Task item: Every line with the word "image" in it should be extracted from the data that follows.

Records to process:
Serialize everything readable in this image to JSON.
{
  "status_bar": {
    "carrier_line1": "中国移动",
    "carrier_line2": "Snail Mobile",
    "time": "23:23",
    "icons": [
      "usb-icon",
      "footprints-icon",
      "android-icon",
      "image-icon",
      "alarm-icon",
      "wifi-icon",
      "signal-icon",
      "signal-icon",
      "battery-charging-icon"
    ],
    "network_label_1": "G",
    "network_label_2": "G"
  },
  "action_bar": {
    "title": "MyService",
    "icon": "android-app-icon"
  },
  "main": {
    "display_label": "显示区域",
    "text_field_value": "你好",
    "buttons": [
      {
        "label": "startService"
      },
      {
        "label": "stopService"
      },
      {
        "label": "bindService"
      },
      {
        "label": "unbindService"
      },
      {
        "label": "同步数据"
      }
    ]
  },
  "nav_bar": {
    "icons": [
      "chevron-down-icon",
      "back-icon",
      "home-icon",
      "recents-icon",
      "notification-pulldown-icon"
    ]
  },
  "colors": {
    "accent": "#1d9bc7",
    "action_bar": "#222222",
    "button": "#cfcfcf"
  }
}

Task response:
Serialize everything readable in this image to JSON.
      "image-icon",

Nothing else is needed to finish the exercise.